Try it:
State only how many lines of the records contain the string "IPAM".

Stored data:
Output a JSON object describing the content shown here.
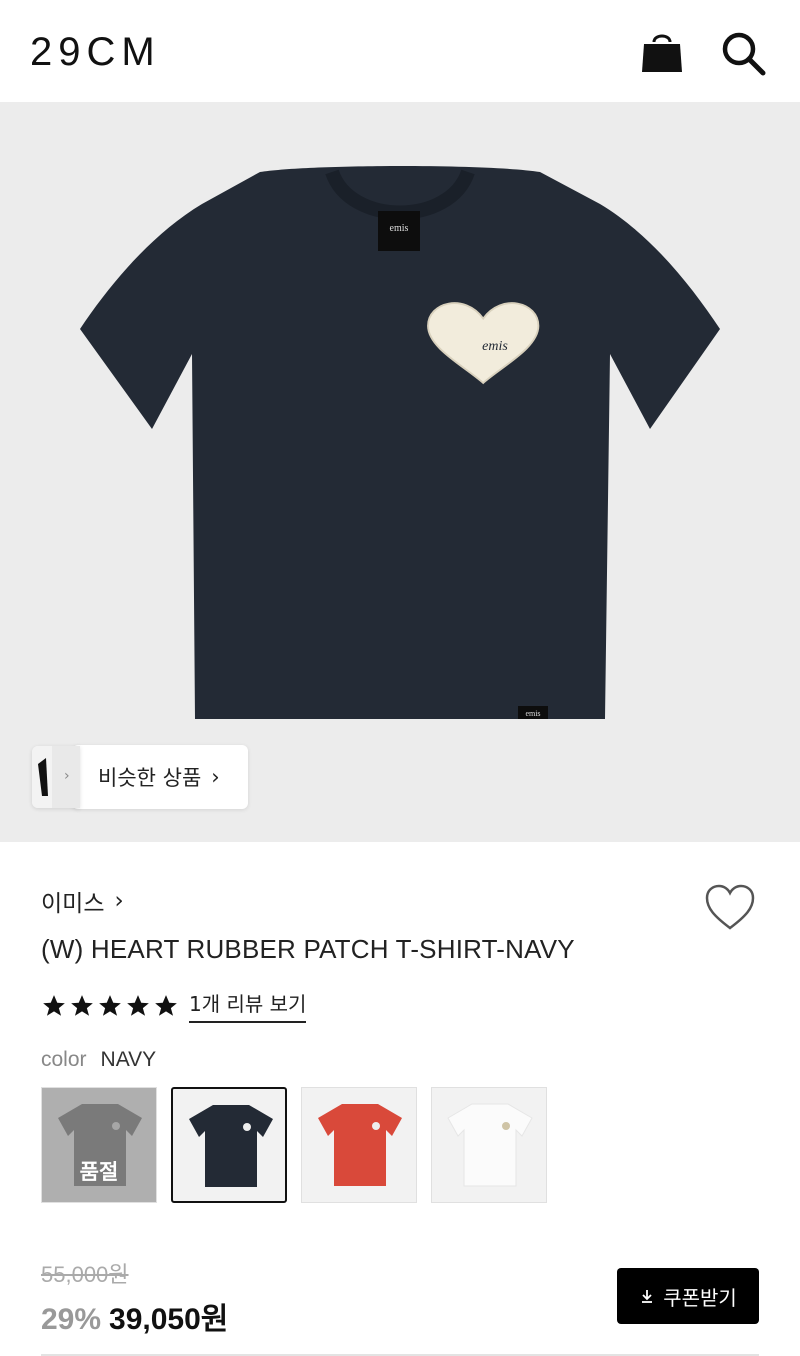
{
  "header": {
    "logo": "29CM",
    "bag_icon": "shopping-bag-icon",
    "search_icon": "search-icon"
  },
  "hero": {
    "product_image": "navy-tshirt-image",
    "similar_label": "비슷한 상품",
    "similar_chevron": "›"
  },
  "product": {
    "brand": "이미스",
    "brand_chevron": "›",
    "title": "(W) HEART RUBBER PATCH T-SHIRT-NAVY",
    "rating_stars": 5,
    "review_link": "1개 리뷰 보기",
    "wishlist_icon": "heart-outline-icon"
  },
  "options": {
    "color_label": "color",
    "color_value": "NAVY",
    "swatches": [
      {
        "color": "#7d7d7d",
        "sold_out": true,
        "label": "품절"
      },
      {
        "color": "#232a35",
        "sold_out": false,
        "selected": true
      },
      {
        "color": "#d9493a",
        "sold_out": false
      },
      {
        "color": "#f7f7f7",
        "sold_out": false
      }
    ]
  },
  "pricing": {
    "original": "55,000원",
    "discount": "29%",
    "sale": "39,050원",
    "coupon_button": "쿠폰받기"
  },
  "colors": {
    "accent": "#000000",
    "hero_bg": "#ececec",
    "shirt": "#232a35"
  }
}
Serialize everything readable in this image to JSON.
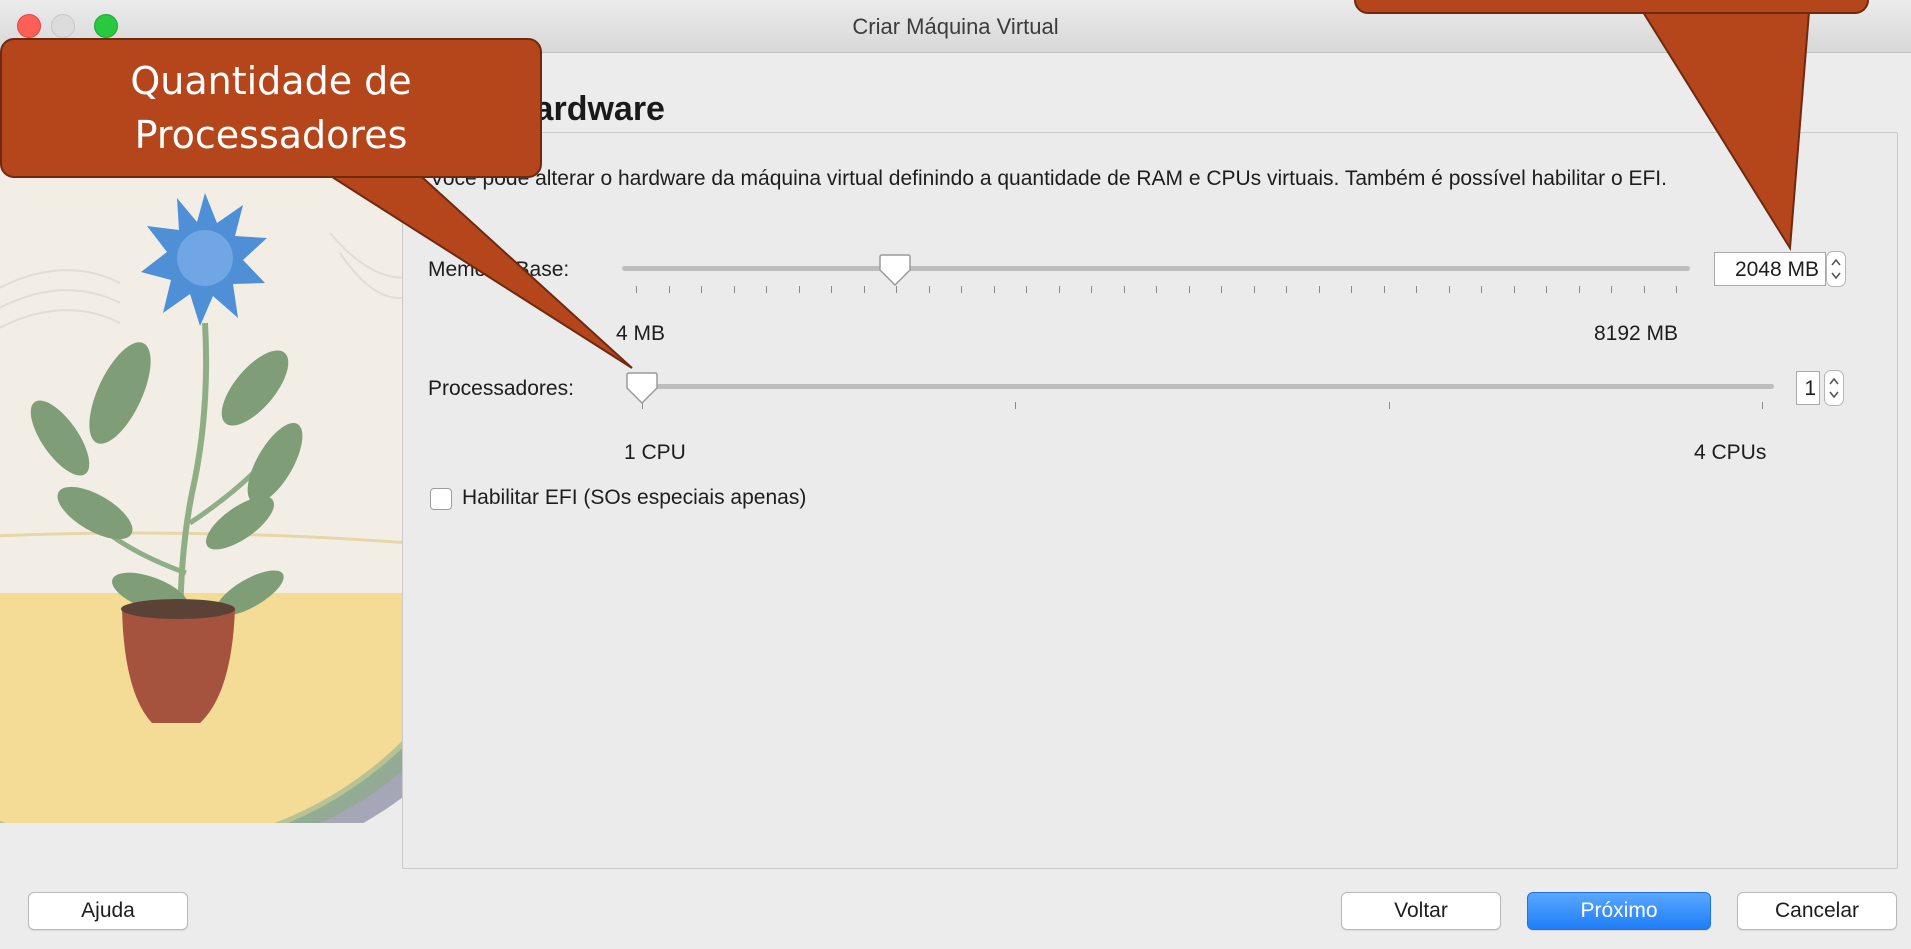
{
  "window": {
    "title": "Criar Máquina Virtual"
  },
  "page": {
    "section_title": "Hardware",
    "description": "Você pode alterar o hardware da máquina virtual definindo a quantidade de RAM e CPUs virtuais. Também é possível habilitar o EFI."
  },
  "memory": {
    "label": "Memória Base:",
    "value": "2048 MB",
    "min_label": "4 MB",
    "max_label": "8192 MB",
    "value_fraction": 0.25
  },
  "processors": {
    "label": "Processadores:",
    "value": "1",
    "min_label": "1 CPU",
    "max_label": "4 CPUs",
    "value_fraction": 0
  },
  "efi": {
    "label": "Habilitar EFI (SOs especiais apenas)",
    "checked": false
  },
  "buttons": {
    "help": "Ajuda",
    "back": "Voltar",
    "next": "Próximo",
    "cancel": "Cancelar"
  },
  "annotations": {
    "processors_callout": "Quantidade de Processadores",
    "color": "#b5451b"
  }
}
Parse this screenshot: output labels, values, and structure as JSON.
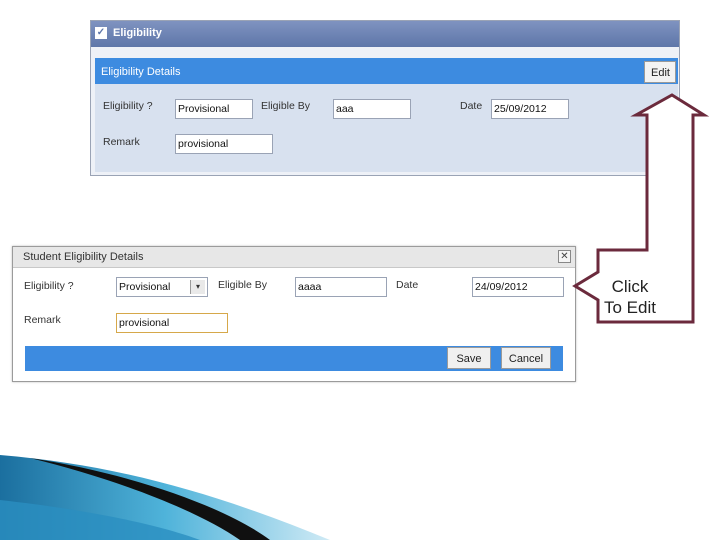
{
  "top_panel": {
    "title": "Eligibility",
    "details_title": "Eligibility Details",
    "edit_label": "Edit",
    "fields": {
      "eligibility_label": "Eligibility ?",
      "eligibility_value": "Provisional",
      "eligible_by_label": "Eligible By",
      "eligible_by_value": "aaa",
      "date_label": "Date",
      "date_value": "25/09/2012",
      "remark_label": "Remark",
      "remark_value": "provisional"
    }
  },
  "dialog": {
    "title": "Student Eligibility Details",
    "close_glyph": "✕",
    "fields": {
      "eligibility_label": "Eligibility ?",
      "eligibility_selected": "Provisional",
      "select_arrow": "▾",
      "eligible_by_label": "Eligible By",
      "eligible_by_value": "aaaa",
      "date_label": "Date",
      "date_value": "24/09/2012",
      "remark_label": "Remark",
      "remark_value": "provisional"
    },
    "save_label": "Save",
    "cancel_label": "Cancel"
  },
  "annotation": {
    "line1": "Click",
    "line2": "To Edit",
    "arrow_color": "#6b2a3c"
  },
  "colors": {
    "header_blue": "#3d8be0",
    "panel_body": "#d8e1ef",
    "titlebar": "#5e76a9"
  }
}
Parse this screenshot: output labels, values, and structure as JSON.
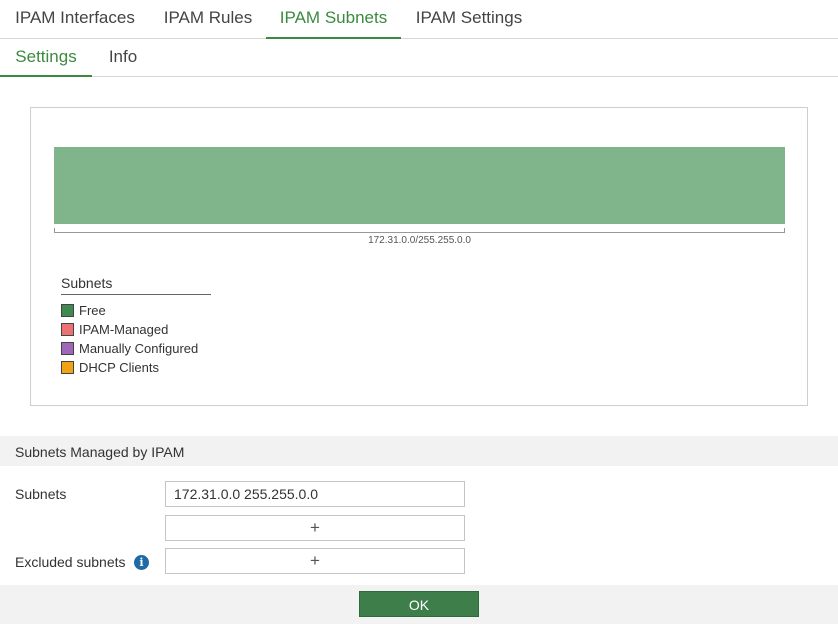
{
  "tabs": [
    {
      "label": "IPAM Interfaces",
      "active": false
    },
    {
      "label": "IPAM Rules",
      "active": false
    },
    {
      "label": "IPAM Subnets",
      "active": true
    },
    {
      "label": "IPAM Settings",
      "active": false
    }
  ],
  "subtabs": [
    {
      "label": "Settings",
      "active": true
    },
    {
      "label": "Info",
      "active": false
    }
  ],
  "viz": {
    "range_label": "172.31.0.0/255.255.0.0",
    "free_color": "#80b48b"
  },
  "legend": {
    "title": "Subnets",
    "items": [
      {
        "label": "Free",
        "color": "#3f8a50"
      },
      {
        "label": "IPAM-Managed",
        "color": "#ec7172"
      },
      {
        "label": "Manually Configured",
        "color": "#a066b8"
      },
      {
        "label": "DHCP Clients",
        "color": "#f2a315"
      }
    ]
  },
  "section": {
    "title": "Subnets Managed by IPAM"
  },
  "form": {
    "subnets_label": "Subnets",
    "subnets_value": "172.31.0.0 255.255.0.0",
    "add_symbol": "+",
    "excluded_label": "Excluded subnets",
    "info_icon": "info-icon"
  },
  "footer": {
    "ok_label": "OK"
  }
}
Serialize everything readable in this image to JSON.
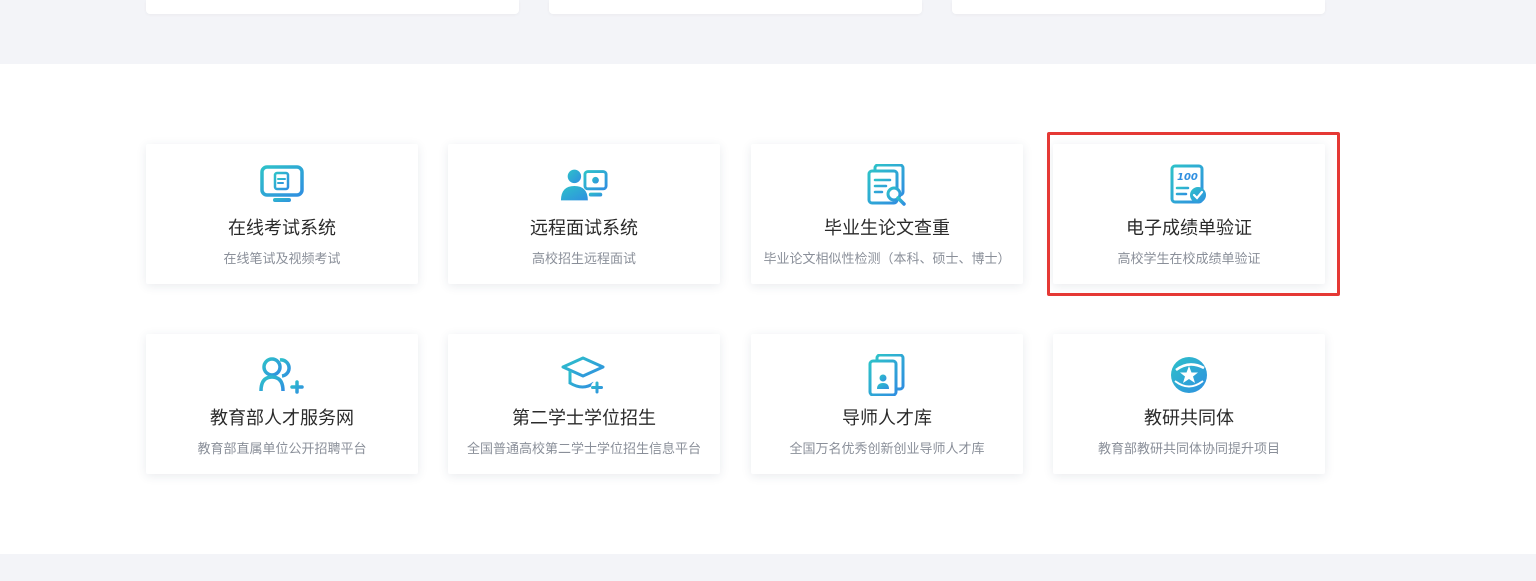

Task answer:
6